Supplied records Block Start

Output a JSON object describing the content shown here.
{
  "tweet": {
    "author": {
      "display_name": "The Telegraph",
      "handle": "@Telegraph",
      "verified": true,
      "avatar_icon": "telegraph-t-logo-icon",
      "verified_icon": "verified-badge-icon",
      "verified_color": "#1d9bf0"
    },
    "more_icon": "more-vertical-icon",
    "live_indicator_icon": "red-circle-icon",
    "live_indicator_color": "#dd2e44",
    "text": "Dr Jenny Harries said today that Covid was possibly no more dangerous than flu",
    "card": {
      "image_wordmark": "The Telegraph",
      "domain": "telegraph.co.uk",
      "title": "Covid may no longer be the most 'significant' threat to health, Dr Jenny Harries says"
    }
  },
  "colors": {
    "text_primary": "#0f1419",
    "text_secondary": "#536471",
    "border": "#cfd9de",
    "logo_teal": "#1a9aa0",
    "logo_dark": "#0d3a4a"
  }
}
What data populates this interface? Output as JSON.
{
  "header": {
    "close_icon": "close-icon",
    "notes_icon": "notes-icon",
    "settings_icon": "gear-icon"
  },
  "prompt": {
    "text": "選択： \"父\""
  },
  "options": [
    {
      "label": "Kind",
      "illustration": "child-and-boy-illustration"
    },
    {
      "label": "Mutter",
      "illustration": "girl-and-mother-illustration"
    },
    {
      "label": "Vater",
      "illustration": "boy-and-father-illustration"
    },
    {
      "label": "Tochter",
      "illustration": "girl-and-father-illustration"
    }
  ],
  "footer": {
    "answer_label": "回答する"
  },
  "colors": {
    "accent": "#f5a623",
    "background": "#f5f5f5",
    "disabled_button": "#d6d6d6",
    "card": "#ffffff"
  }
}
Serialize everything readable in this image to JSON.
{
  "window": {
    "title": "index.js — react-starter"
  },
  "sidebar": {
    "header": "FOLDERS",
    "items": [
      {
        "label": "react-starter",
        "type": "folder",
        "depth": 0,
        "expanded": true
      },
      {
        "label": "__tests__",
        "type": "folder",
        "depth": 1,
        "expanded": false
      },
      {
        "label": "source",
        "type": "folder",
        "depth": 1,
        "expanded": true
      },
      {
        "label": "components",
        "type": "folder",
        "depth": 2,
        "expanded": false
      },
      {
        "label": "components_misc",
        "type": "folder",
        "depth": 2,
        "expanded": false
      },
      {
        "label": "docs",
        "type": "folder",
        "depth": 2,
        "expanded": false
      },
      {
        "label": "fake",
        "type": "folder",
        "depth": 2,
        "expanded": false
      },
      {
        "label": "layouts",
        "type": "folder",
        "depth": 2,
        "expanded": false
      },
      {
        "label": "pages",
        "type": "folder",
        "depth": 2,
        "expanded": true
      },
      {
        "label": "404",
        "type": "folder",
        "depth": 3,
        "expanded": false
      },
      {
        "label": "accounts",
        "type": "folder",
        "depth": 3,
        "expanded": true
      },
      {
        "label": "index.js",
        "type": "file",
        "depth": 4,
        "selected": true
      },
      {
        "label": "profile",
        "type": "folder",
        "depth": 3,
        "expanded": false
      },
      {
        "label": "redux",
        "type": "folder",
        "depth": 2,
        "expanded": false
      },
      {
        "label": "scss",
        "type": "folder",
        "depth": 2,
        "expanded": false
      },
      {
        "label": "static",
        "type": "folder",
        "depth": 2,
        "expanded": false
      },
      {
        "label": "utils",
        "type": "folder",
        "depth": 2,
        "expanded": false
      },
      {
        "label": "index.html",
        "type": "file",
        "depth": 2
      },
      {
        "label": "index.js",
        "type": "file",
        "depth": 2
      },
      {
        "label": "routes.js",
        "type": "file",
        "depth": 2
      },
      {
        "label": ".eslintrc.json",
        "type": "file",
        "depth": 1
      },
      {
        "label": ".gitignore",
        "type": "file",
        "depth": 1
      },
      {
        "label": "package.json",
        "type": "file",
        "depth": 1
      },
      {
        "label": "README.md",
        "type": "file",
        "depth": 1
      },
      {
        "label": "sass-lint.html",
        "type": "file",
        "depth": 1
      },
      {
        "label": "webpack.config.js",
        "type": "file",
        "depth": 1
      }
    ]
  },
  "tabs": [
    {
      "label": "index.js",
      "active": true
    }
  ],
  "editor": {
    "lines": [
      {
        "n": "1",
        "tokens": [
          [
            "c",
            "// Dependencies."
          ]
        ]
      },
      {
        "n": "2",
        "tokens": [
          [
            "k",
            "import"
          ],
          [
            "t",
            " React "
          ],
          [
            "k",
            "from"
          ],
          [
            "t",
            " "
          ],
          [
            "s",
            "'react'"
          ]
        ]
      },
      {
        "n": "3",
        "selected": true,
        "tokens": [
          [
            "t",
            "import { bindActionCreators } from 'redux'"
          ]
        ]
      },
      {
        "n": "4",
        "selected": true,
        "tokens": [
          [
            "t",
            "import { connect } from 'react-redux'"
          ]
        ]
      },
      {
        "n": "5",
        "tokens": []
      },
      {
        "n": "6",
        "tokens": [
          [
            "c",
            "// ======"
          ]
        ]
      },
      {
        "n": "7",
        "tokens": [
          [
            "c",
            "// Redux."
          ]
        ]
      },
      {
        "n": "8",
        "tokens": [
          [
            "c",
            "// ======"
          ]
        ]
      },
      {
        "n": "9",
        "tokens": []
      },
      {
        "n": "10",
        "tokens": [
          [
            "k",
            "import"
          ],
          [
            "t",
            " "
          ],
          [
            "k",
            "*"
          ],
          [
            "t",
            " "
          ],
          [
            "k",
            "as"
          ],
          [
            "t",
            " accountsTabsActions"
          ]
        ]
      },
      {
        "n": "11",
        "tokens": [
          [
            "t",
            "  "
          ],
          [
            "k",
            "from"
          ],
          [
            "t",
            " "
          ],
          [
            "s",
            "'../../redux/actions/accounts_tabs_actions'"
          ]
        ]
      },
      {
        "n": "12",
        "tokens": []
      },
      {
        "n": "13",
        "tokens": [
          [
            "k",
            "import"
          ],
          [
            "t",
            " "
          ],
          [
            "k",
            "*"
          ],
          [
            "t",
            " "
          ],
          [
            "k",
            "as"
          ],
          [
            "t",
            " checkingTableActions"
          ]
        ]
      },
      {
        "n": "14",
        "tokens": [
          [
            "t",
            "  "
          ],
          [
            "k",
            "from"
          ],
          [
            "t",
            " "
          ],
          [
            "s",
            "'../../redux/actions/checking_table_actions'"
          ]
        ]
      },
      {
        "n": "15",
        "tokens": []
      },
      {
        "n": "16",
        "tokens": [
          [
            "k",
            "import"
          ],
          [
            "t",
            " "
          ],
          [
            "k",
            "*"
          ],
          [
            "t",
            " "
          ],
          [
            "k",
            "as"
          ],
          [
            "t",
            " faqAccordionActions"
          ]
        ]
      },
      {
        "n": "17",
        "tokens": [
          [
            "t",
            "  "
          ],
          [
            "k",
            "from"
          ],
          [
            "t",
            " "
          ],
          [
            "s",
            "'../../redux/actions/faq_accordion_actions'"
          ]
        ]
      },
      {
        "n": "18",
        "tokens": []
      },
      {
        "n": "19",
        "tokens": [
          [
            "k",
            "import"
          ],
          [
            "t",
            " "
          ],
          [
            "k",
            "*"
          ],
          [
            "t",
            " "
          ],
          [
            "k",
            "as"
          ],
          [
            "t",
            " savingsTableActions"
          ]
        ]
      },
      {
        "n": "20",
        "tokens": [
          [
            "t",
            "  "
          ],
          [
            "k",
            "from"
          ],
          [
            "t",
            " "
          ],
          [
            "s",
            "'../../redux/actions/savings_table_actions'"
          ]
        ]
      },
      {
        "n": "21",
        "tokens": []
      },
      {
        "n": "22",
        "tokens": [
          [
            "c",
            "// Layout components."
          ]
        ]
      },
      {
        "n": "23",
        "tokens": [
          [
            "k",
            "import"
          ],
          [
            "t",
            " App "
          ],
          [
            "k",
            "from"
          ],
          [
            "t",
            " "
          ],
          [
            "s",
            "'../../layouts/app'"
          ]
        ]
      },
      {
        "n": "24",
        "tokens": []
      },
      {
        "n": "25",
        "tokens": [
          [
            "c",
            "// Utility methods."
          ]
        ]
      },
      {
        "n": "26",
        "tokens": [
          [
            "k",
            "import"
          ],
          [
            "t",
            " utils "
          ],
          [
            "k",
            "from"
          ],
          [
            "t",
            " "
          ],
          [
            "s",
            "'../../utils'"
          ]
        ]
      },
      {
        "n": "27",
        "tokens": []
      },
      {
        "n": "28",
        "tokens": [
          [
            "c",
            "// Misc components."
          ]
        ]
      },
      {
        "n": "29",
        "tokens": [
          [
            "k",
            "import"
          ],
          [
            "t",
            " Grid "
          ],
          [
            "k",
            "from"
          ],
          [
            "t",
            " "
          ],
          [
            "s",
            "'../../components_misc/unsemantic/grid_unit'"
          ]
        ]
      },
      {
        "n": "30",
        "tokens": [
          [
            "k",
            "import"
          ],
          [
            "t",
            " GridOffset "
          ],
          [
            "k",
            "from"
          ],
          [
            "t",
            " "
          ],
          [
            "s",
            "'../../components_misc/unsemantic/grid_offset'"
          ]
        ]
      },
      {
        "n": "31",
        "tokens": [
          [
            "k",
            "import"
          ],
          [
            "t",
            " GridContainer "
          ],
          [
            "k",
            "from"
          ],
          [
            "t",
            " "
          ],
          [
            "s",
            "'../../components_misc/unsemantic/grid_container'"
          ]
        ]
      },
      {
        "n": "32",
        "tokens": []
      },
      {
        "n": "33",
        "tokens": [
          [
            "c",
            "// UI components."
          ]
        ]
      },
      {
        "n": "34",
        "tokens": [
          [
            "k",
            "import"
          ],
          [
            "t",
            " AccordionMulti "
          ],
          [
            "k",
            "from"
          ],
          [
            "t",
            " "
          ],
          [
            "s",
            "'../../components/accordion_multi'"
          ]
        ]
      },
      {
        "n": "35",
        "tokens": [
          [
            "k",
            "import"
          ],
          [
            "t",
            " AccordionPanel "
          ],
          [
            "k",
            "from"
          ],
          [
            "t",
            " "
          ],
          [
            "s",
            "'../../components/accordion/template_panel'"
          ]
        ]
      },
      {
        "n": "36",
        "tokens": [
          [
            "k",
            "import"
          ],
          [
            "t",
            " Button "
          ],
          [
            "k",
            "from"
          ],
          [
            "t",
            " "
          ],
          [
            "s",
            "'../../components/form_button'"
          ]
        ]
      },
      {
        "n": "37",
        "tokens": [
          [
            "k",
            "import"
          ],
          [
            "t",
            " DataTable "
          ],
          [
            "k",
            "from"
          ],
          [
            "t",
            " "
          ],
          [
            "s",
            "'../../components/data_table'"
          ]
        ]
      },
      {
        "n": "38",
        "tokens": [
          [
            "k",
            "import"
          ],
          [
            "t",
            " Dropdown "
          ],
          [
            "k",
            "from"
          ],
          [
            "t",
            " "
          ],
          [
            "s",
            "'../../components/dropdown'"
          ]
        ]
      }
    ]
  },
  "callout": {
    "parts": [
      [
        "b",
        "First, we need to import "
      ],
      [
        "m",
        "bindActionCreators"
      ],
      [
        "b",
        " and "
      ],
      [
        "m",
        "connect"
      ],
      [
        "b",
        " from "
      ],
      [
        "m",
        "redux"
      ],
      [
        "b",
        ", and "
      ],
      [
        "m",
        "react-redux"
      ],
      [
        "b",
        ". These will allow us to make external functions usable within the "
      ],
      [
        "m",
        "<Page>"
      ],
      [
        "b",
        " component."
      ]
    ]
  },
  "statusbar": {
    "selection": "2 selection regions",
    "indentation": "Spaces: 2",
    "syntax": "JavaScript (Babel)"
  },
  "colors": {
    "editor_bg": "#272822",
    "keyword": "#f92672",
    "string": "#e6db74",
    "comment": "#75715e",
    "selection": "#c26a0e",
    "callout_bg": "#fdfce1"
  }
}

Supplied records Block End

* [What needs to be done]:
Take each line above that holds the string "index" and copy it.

* [Response to this exercise]:
    "title": "index.js — react-starter"
        "label": "index.js",
        "label": "index.html",
        "label": "index.js",
      "label": "index.js",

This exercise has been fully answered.